• [SOURCE RECORDS]:
++++++++

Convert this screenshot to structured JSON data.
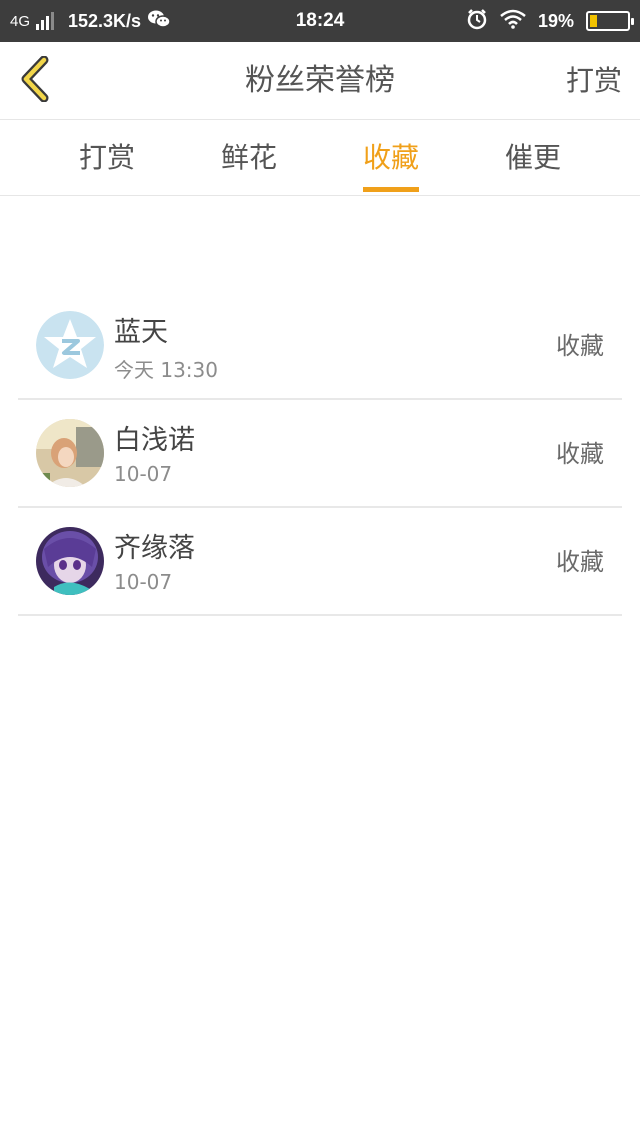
{
  "status_bar": {
    "network": "4G",
    "speed": "152.3K/s",
    "time": "18:24",
    "battery": "19%",
    "battery_level": 0.19,
    "battery_color": "#f2c200"
  },
  "nav": {
    "back_icon": "chevron-left-icon",
    "title": "粉丝荣誉榜",
    "action_label": "打赏"
  },
  "tabs": [
    {
      "label": "打赏",
      "active": false
    },
    {
      "label": "鲜花",
      "active": false
    },
    {
      "label": "收藏",
      "active": true
    },
    {
      "label": "催更",
      "active": false
    }
  ],
  "accent_color": "#f0a01a",
  "fans": [
    {
      "name": "蓝天",
      "time": "今天 13:30",
      "action": "收藏",
      "avatar": "qq-zone-avatar"
    },
    {
      "name": "白浅诺",
      "time": "10-07",
      "action": "收藏",
      "avatar": "photo-avatar"
    },
    {
      "name": "齐缘落",
      "time": "10-07",
      "action": "收藏",
      "avatar": "anime-avatar"
    }
  ]
}
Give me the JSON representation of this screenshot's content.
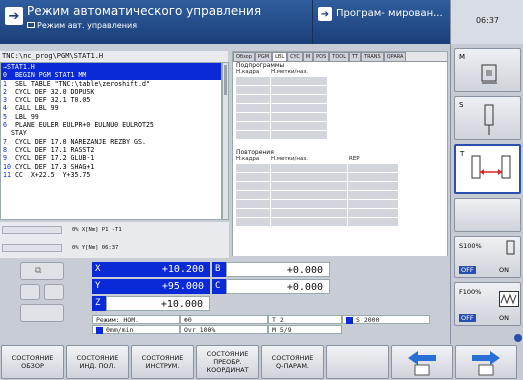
{
  "header": {
    "mode_title": "Режим автоматического управления",
    "mode_subtitle": "Режим авт. управления",
    "mode2_title": "Програм- мирован...",
    "clock": "06:37"
  },
  "program": {
    "path": "TNC:\\nc_prog\\PGM\\STAT1.H",
    "title": "→STAT1.H",
    "lines": [
      {
        "n": "0",
        "text": "BEGIN PGM STAT1 MM",
        "selected": true
      },
      {
        "n": "1",
        "text": "SEL TABLE \"TNC:\\table\\zeroshift.d\""
      },
      {
        "n": "2",
        "text": "CYCL DEF 32.0 DOPUSK"
      },
      {
        "n": "3",
        "text": "CYCL DEF 32.1 T0.05"
      },
      {
        "n": "4",
        "text": "CALL LBL 99"
      },
      {
        "n": "5",
        "text": "LBL 99"
      },
      {
        "n": "6",
        "text": "PLANE EULER EULPR+0 EULNU0 EULROT25"
      },
      {
        "n": "",
        "text": "STAY"
      },
      {
        "n": "7",
        "text": "CYCL DEF 17.0 NAREZANJE REZBY GS."
      },
      {
        "n": "8",
        "text": "CYCL DEF 17.1 RASST2"
      },
      {
        "n": "9",
        "text": "CYCL DEF 17.2 GLUB-1"
      },
      {
        "n": "10",
        "text": "CYCL DEF 17.3 SHAG+1"
      },
      {
        "n": "11",
        "text": "CC  X+22.5  Y+35.75"
      }
    ]
  },
  "status": {
    "tabs": [
      "Обзор",
      "PGM",
      "LBL",
      "CYC",
      "M",
      "POS",
      "TOOL",
      "TT",
      "TRANS",
      "QPARA"
    ],
    "active_tab": "LBL",
    "subprograms_title": "Подпрограммы",
    "subprograms_cols": [
      "Н.кадра",
      "Н.метки/наз."
    ],
    "repeats_title": "Повторения",
    "repeats_cols": [
      "Н.кадра",
      "Н.метки/наз.",
      "REP"
    ]
  },
  "progress": {
    "bar1_label": "0% X[Nm] P1  -T1",
    "bar2_label": "0% Y[Nm] 06:37"
  },
  "position": {
    "axes": [
      {
        "axis": "X",
        "value": "+10.200"
      },
      {
        "axis": "Y",
        "value": "+95.000"
      },
      {
        "axis": "Z",
        "value": "+10.000"
      }
    ],
    "axes2": [
      {
        "axis": "B",
        "value": "+0.000"
      },
      {
        "axis": "C",
        "value": "+0.000"
      }
    ],
    "mode_label": "Режим: НОМ.",
    "f_value": "0mm/min",
    "tool_icon_value": "0",
    "ovr": "Ovr 100%",
    "t_value": "T 2",
    "s_value": "S 2000",
    "m_value": "M 5/9"
  },
  "right_panel": {
    "s100": "S100%",
    "f100": "F100%",
    "off": "OFF",
    "on": "ON",
    "m_label": "M",
    "s_label": "S",
    "t_label": "T"
  },
  "softkeys": [
    "СОСТОЯНИЕ\nОБЗОР",
    "СОСТОЯНИЕ\nИНД. ПОЛ.",
    "СОСТОЯНИЕ\nИНСТРУМ.",
    "СОСТОЯНИЕ\nПРЕОБР.\nКООРДИНАТ",
    "СОСТОЯНИЕ\nQ-ПАРАМ.",
    "",
    "",
    ""
  ]
}
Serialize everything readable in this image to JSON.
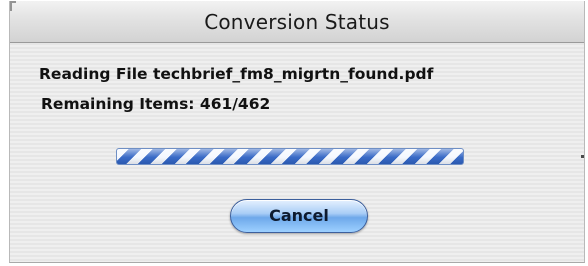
{
  "dialog": {
    "title": "Conversion Status",
    "status_line": "Reading File techbrief_fm8_migrtn_found.pdf",
    "remaining_line": "Remaining Items:  461/462",
    "progress": {
      "state": "indeterminate",
      "accent": "#2f63c4"
    },
    "cancel_label": "Cancel"
  }
}
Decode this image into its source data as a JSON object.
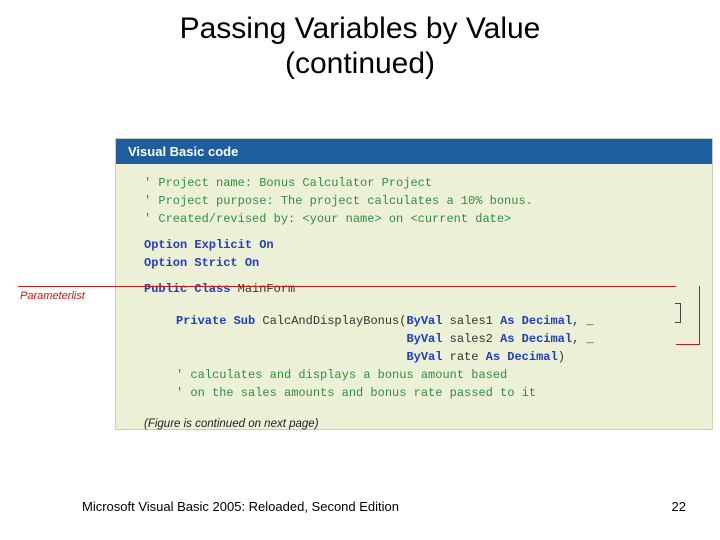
{
  "title_line1": "Passing Variables by Value",
  "title_line2": "(continued)",
  "banner": "Visual Basic code",
  "comments": {
    "l1": "' Project name:        Bonus Calculator Project",
    "l2": "' Project purpose:     The project calculates a 10% bonus.",
    "l3": "' Created/revised by:  <your name> on <current date>"
  },
  "kw": {
    "option_explicit": "Option Explicit On",
    "option_strict": "Option Strict On",
    "public": "Public Class",
    "class_name": " MainForm",
    "private_sub": "Private Sub",
    "sub_name": " CalcAndDisplayBonus(",
    "byval": "ByVal",
    "as_decimal": "As Decimal"
  },
  "params": {
    "p1_name": " sales1 ",
    "p2_name": " sales2 ",
    "p3_name": " rate ",
    "comma_cont": ", _",
    "close": ")"
  },
  "sub_comments": {
    "c1": "' calculates and displays a bonus amount based",
    "c2": "' on the sales amounts and bonus rate passed to it"
  },
  "annot": {
    "parameterlist": "Parameterlist"
  },
  "cont_note": "(Figure is continued on next page)",
  "footer_left": "Microsoft Visual Basic 2005: Reloaded, Second Edition",
  "footer_right": "22"
}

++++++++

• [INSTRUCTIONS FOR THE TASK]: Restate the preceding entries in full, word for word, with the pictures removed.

• [YOUR RESPONSE]:
Convert this screenshot to structured JSON data.
{
  "status_bar": {
    "network": "4G",
    "speed": "152.3K/s",
    "time": "18:24",
    "battery": "19%",
    "battery_level": 0.19,
    "battery_color": "#f2c200"
  },
  "nav": {
    "back_icon": "chevron-left-icon",
    "title": "粉丝荣誉榜",
    "action_label": "打赏"
  },
  "tabs": [
    {
      "label": "打赏",
      "active": false
    },
    {
      "label": "鲜花",
      "active": false
    },
    {
      "label": "收藏",
      "active": true
    },
    {
      "label": "催更",
      "active": false
    }
  ],
  "accent_color": "#f0a01a",
  "fans": [
    {
      "name": "蓝天",
      "time": "今天 13:30",
      "action": "收藏",
      "avatar": "qq-zone-avatar"
    },
    {
      "name": "白浅诺",
      "time": "10-07",
      "action": "收藏",
      "avatar": "photo-avatar"
    },
    {
      "name": "齐缘落",
      "time": "10-07",
      "action": "收藏",
      "avatar": "anime-avatar"
    }
  ]
}
Give me the JSON representation of this screenshot's content.
{
  "header": {
    "mode_title": "Режим автоматического управления",
    "mode_subtitle": "Режим авт. управления",
    "mode2_title": "Програм- мирован...",
    "clock": "06:37"
  },
  "program": {
    "path": "TNC:\\nc_prog\\PGM\\STAT1.H",
    "title": "→STAT1.H",
    "lines": [
      {
        "n": "0",
        "text": "BEGIN PGM STAT1 MM",
        "selected": true
      },
      {
        "n": "1",
        "text": "SEL TABLE \"TNC:\\table\\zeroshift.d\""
      },
      {
        "n": "2",
        "text": "CYCL DEF 32.0 DOPUSK"
      },
      {
        "n": "3",
        "text": "CYCL DEF 32.1 T0.05"
      },
      {
        "n": "4",
        "text": "CALL LBL 99"
      },
      {
        "n": "5",
        "text": "LBL 99"
      },
      {
        "n": "6",
        "text": "PLANE EULER EULPR+0 EULNU0 EULROT25"
      },
      {
        "n": "",
        "text": "STAY"
      },
      {
        "n": "7",
        "text": "CYCL DEF 17.0 NAREZANJE REZBY GS."
      },
      {
        "n": "8",
        "text": "CYCL DEF 17.1 RASST2"
      },
      {
        "n": "9",
        "text": "CYCL DEF 17.2 GLUB-1"
      },
      {
        "n": "10",
        "text": "CYCL DEF 17.3 SHAG+1"
      },
      {
        "n": "11",
        "text": "CC  X+22.5  Y+35.75"
      }
    ]
  },
  "status": {
    "tabs": [
      "Обзор",
      "PGM",
      "LBL",
      "CYC",
      "M",
      "POS",
      "TOOL",
      "TT",
      "TRANS",
      "QPARA"
    ],
    "active_tab": "LBL",
    "subprograms_title": "Подпрограммы",
    "subprograms_cols": [
      "Н.кадра",
      "Н.метки/наз."
    ],
    "repeats_title": "Повторения",
    "repeats_cols": [
      "Н.кадра",
      "Н.метки/наз.",
      "REP"
    ]
  },
  "progress": {
    "bar1_label": "0% X[Nm] P1  -T1",
    "bar2_label": "0% Y[Nm] 06:37"
  },
  "position": {
    "axes": [
      {
        "axis": "X",
        "value": "+10.200"
      },
      {
        "axis": "Y",
        "value": "+95.000"
      },
      {
        "axis": "Z",
        "value": "+10.000"
      }
    ],
    "axes2": [
      {
        "axis": "B",
        "value": "+0.000"
      },
      {
        "axis": "C",
        "value": "+0.000"
      }
    ],
    "mode_label": "Режим: НОМ.",
    "f_value": "0mm/min",
    "tool_icon_value": "0",
    "ovr": "Ovr 100%",
    "t_value": "T 2",
    "s_value": "S 2000",
    "m_value": "M 5/9"
  },
  "right_panel": {
    "s100": "S100%",
    "f100": "F100%",
    "off": "OFF",
    "on": "ON",
    "m_label": "M",
    "s_label": "S",
    "t_label": "T"
  },
  "softkeys": [
    "СОСТОЯНИЕ\nОБЗОР",
    "СОСТОЯНИЕ\nИНД. ПОЛ.",
    "СОСТОЯНИЕ\nИНСТРУМ.",
    "СОСТОЯНИЕ\nПРЕОБР.\nКООРДИНАТ",
    "СОСТОЯНИЕ\nQ-ПАРАМ.",
    "",
    "",
    ""
  ]
}
Serialize everything readable in this image to JSON.
{
  "dialog": {
    "title": "Conversion Status",
    "status_line": "Reading File techbrief_fm8_migrtn_found.pdf",
    "remaining_line": "Remaining Items:  461/462",
    "progress": {
      "state": "indeterminate",
      "accent": "#2f63c4"
    },
    "cancel_label": "Cancel"
  }
}
Decode this image into its source data as a JSON object.
{
  "title_line1": "Passing Variables by Value",
  "title_line2": "(continued)",
  "banner": "Visual Basic code",
  "comments": {
    "l1": "' Project name:        Bonus Calculator Project",
    "l2": "' Project purpose:     The project calculates a 10% bonus.",
    "l3": "' Created/revised by:  <your name> on <current date>"
  },
  "kw": {
    "option_explicit": "Option Explicit On",
    "option_strict": "Option Strict On",
    "public": "Public Class",
    "class_name": " MainForm",
    "private_sub": "Private Sub",
    "sub_name": " CalcAndDisplayBonus(",
    "byval": "ByVal",
    "as_decimal": "As Decimal"
  },
  "params": {
    "p1_name": " sales1 ",
    "p2_name": " sales2 ",
    "p3_name": " rate ",
    "comma_cont": ", _",
    "close": ")"
  },
  "sub_comments": {
    "c1": "' calculates and displays a bonus amount based",
    "c2": "' on the sales amounts and bonus rate passed to it"
  },
  "annot": {
    "parameterlist": "Parameterlist"
  },
  "cont_note": "(Figure is continued on next page)",
  "footer_left": "Microsoft Visual Basic 2005: Reloaded, Second Edition",
  "footer_right": "22"
}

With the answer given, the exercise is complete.